I am writing to commend Rosalie Longo on her article on Straight & Narrow's 50th anniversary. I am extremely grateful for her giving Monsignor William Wall the credit and rememberance he truly deserves.
I would like to extend my congratulations to all those making Straight & Narrow a success for the 50 years of its existence. This treatment center has done a superb job in helping those that society condemns and forgets.
I am aware Straight & Narrow began as a treatment center for alcoholics in the early 1960s, drug addiction became a problem among many youths. Little was known about it, help for addicts and their families was nonexistent and the problem was hidden behind many families' doors. For the family, there was only disgrace, shame and the horrors of all the implications of drug addiction.
Mny family was one of these in the '60s when my brother became a drug addict. I was 12 years old and shared the agony with my parents as well as my addicted brother.
At that time, we became one of the first families to participate in Monsignor Wall's program for drug addiction. Every week he held meetings for the families. His approach was very firm but caring. he was a pioneer in drug rehabilitation. He also was a precursor to groups such as Narc-Anon. Monsignor Wall could be seen in his khaki pants, sweatshirt and coffee in hand. He was a man's man as well as a man of God. he always showed concern for me, a frightened child facing a tough problem and helped me to understand and to continue loving my brother.

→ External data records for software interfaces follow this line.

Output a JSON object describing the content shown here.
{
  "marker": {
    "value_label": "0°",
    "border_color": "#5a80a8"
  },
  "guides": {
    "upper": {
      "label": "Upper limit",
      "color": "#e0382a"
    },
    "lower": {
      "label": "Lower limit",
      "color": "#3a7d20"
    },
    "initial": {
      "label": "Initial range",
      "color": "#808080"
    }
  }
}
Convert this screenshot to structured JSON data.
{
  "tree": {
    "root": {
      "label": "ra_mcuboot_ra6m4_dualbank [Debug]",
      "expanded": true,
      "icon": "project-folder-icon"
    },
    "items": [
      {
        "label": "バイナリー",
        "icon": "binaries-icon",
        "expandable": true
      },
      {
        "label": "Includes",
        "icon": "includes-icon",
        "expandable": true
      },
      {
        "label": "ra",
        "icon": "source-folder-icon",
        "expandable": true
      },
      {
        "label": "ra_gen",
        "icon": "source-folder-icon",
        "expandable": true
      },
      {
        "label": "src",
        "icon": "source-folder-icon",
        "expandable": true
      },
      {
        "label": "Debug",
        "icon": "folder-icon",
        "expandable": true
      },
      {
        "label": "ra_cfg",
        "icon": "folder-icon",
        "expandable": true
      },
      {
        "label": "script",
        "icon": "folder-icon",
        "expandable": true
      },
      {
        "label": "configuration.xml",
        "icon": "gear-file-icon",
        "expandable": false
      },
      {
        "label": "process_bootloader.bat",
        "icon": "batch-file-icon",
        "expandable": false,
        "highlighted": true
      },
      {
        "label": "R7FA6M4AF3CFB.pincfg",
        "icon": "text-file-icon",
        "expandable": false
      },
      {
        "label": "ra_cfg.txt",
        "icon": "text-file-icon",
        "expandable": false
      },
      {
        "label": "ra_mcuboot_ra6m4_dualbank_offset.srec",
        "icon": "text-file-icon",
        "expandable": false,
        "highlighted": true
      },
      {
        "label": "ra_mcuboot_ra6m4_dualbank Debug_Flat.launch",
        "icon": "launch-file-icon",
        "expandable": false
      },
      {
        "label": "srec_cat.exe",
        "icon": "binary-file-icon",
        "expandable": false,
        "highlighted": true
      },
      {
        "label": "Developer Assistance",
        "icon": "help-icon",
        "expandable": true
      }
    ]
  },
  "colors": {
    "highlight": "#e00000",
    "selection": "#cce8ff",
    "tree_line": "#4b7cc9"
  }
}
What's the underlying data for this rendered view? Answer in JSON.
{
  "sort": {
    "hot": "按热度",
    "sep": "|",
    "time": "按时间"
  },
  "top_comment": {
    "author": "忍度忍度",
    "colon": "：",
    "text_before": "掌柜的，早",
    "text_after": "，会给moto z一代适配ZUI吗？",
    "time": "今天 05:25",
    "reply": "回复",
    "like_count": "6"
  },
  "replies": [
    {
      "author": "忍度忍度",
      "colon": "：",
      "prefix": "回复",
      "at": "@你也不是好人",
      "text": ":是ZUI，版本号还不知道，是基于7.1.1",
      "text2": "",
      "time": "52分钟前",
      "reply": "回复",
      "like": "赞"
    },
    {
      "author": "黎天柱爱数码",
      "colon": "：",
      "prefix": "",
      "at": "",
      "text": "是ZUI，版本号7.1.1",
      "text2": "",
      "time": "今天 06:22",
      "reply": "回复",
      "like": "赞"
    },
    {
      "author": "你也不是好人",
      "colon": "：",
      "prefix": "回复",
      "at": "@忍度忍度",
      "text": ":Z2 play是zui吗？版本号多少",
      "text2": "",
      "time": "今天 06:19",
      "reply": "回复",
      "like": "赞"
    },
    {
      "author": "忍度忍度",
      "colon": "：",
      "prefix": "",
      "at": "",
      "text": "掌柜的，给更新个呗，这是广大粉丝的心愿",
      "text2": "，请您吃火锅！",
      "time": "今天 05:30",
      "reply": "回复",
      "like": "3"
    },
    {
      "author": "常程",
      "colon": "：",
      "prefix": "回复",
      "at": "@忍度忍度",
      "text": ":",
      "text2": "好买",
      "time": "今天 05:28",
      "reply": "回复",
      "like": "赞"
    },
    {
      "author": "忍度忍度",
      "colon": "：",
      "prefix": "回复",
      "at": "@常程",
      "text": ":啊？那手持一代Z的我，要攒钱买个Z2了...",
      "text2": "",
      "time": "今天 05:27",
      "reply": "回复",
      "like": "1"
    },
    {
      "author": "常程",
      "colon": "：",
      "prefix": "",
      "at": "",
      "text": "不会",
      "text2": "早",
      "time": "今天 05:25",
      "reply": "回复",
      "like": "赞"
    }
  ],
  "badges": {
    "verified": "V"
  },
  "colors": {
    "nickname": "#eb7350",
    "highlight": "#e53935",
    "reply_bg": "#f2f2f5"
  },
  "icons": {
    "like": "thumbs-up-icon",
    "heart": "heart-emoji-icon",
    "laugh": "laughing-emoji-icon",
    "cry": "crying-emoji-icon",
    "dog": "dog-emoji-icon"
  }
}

I truly admired the Monsignor and could never forget him. I treasure the picture I have of him hanging in my home. He created a bond with all of those he touched and I felt the need to honor him. I am sure his spirit walks the halls of Straight & Narrow, uplifting those in need.
He has been gone many, many years, but will never be forgotten by me or my family.